The game is attracting buzz ahead of this week’s Electronic Entertainment Expo (E3) and appears to be ushering in a changing of the guard.

EA is scrapping the “expansion pack” revenue model, which lets e-athletes (e-thletes?) pay to play additional missions and maps by replacing it with virtual in-game “goods” that make very real money.

This model is nothing new in the mobile gaming space and has proven to be successful in limited console use, netting FIFA $800 million from the sale of virtual performance enhancements.

What Else Is Happening…

Economic Calendar

  • Monday: No events today
  • Tuesday: Producer Price Index
  • Wednesday: Fed Rate Announcement, May Retail Sales, Consumer Price Index, Crude Inventories
  • Thursday: Kroger Earnings; Industrial Production
  • Friday: Michigan Consumer Sentiment Index

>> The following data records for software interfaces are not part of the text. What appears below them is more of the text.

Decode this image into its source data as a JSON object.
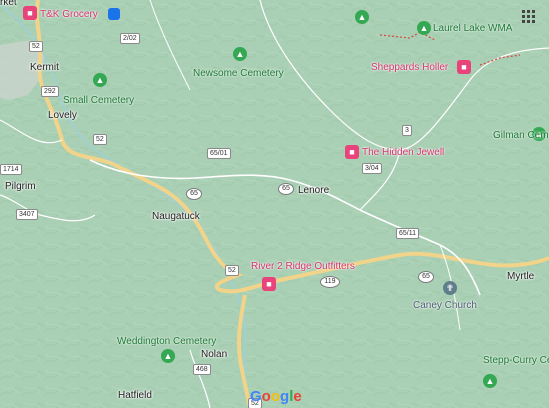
{
  "map": {
    "colors": {
      "terrain": "#a9cfb4",
      "highway": "#f1d38a",
      "road": "#ffffff",
      "water": "#9ecfd9",
      "business_pin": "#e8437a",
      "park_pin": "#34a853"
    },
    "places": {
      "kermit": "Kermit",
      "lovely": "Lovely",
      "pilgrim": "Pilgrim",
      "naugatuck": "Naugatuck",
      "lenore": "Lenore",
      "nolan": "Nolan",
      "hatfield": "Hatfield",
      "myrtle": "Myrtle"
    },
    "parks": {
      "small_cemetery": "Small Cemetery",
      "newsome_cemetery": "Newsome Cemetery",
      "laurel_lake": "Laurel Lake WMA",
      "weddington_cemetery": "Weddington Cemetery"
    },
    "partial_labels": {
      "market_partial": "rket",
      "gilman_partial": "Gilman Cem",
      "stepp_curry_partial": "Stepp-Curry Ce"
    },
    "businesses": {
      "tk_grocery": "T&K Grocery",
      "sheppards_holler": "Sheppards Holler",
      "hidden_jewell": "The Hidden Jewell",
      "river2ridge": "River 2 Ridge Outfitters"
    },
    "churches": {
      "caney": "Caney Church"
    },
    "route_shields": {
      "r52_a": "52",
      "r2_02": "2/02",
      "r292": "292",
      "r52_b": "52",
      "r1714": "1714",
      "r3407": "3407",
      "r65_01": "65/01",
      "r65_a": "65",
      "r65_b": "65",
      "r3": "3",
      "r3_04": "3/04",
      "r65_11": "65/11",
      "r52_c": "52",
      "r119": "119",
      "r65_c": "65",
      "r468": "468",
      "r52_d": "52"
    },
    "icons": {
      "apps": "apps-grid-icon",
      "park": "park-tree-icon",
      "business": "bed-icon",
      "church": "church-cross-icon"
    },
    "logo": [
      "G",
      "o",
      "o",
      "g",
      "l",
      "e"
    ]
  }
}
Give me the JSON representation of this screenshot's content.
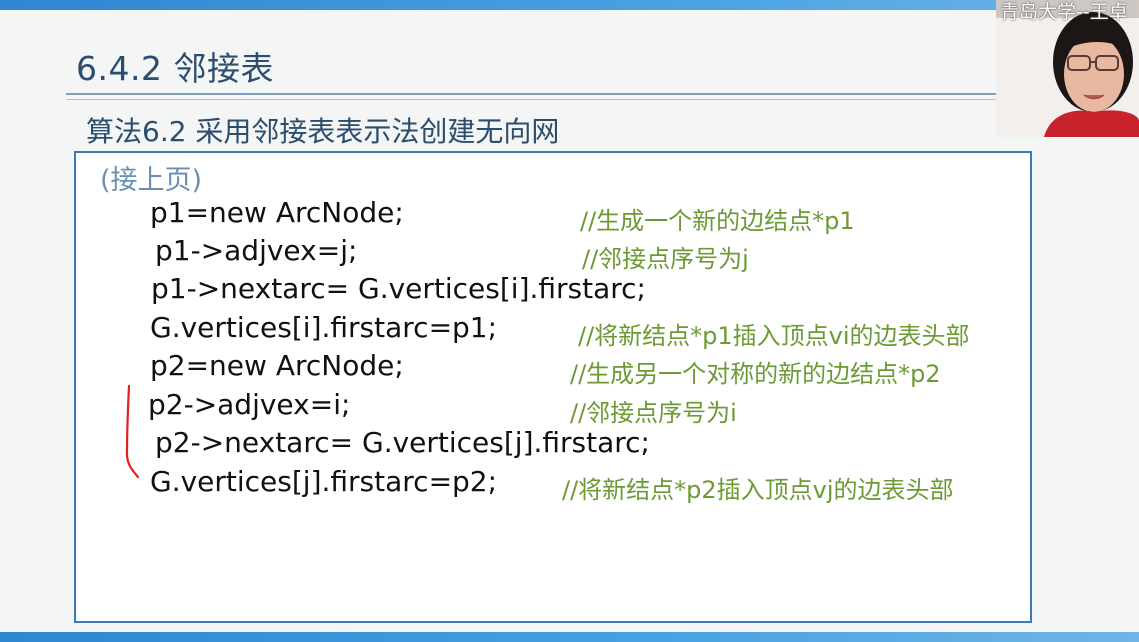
{
  "slide": {
    "title": "6.4.2 邻接表",
    "subtitle": "算法6.2 采用邻接表表示法创建无向网",
    "continued": "(接上页)"
  },
  "code_lines": [
    {
      "code": "p1=new ArcNode;",
      "comment": "//生成一个新的边结点*p1"
    },
    {
      "code": "p1->adjvex=j;",
      "comment": "//邻接点序号为j"
    },
    {
      "code": "p1->nextarc= G.vertices[i].firstarc;",
      "comment": ""
    },
    {
      "code": "G.vertices[i].firstarc=p1;",
      "comment": "//将新结点*p1插入顶点vi的边表头部"
    },
    {
      "code": "p2=new ArcNode;",
      "comment": "//生成另一个对称的新的边结点*p2"
    },
    {
      "code": "p2->adjvex=i;",
      "comment": "//邻接点序号为i"
    },
    {
      "code": "p2->nextarc= G.vertices[j].firstarc;",
      "comment": ""
    },
    {
      "code": "G.vertices[j].firstarc=p2;",
      "comment": "//将新结点*p2插入顶点vj的边表头部"
    }
  ],
  "webcam": {
    "label": "青岛大学--王卓"
  },
  "colors": {
    "title": "#2b4d6e",
    "comment": "#6c9a34",
    "frame": "#3f79b4",
    "annotation": "#e0201c"
  }
}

Water Cooler

(E3) By the Numbers

You know how it goes at this point. This week, we’re tackling E3 ahead of this years three-day event. So put down the joystick and pop on the headset. Time for the numbers to do the talking…

At E3 2016

90—E3 exhibitors that had new products to show off last year.

2,300—The number of products shown, including 130 new games and hardware.

50,300—Gamers and industry professionals that attended the event.

7 million—Tweets related to E3 during the event.

42 million—Global gamers that watched exclusive E3 content on Twitch.

Here’s the takeaway: whether you consider yourself a “gamer” or not, there are more than enough to go around. And that’s why gaming’s biggest conference of the year is BIG and only getting bigger. No wonder the U.S. gaming industry took in $30.4 billion last year.

The Breakroom

Interview Question of the Day

A man has 53 socks in his drawer: 21 identical blue, 15 identical black and 17 identical red. The lights are out and he is completely in the dark. How many socks must he take out to be 100% certain he has a pair of black socks?


Who Am I?

  1. I am only the third CEO in my company’s 38-year history.
  2. My predecessor is famous for his courtside dance moves.
  3. I credit much of my leadership ability to playing cricket in India.
  4. It was recently announced that I will be a featured speaker at the Geek Week Summit this fall.
  5. I finished in the top 7% of all March Madness brackets by using the predictive search algorithm I helped create.

(Got any guesses?)

Stat of the Day

$4 billion

The total number of donations made on GoFundMe across a network of 40 million benefactors.

TAGSBusinessFinanceMorning Brew

Join The Discussion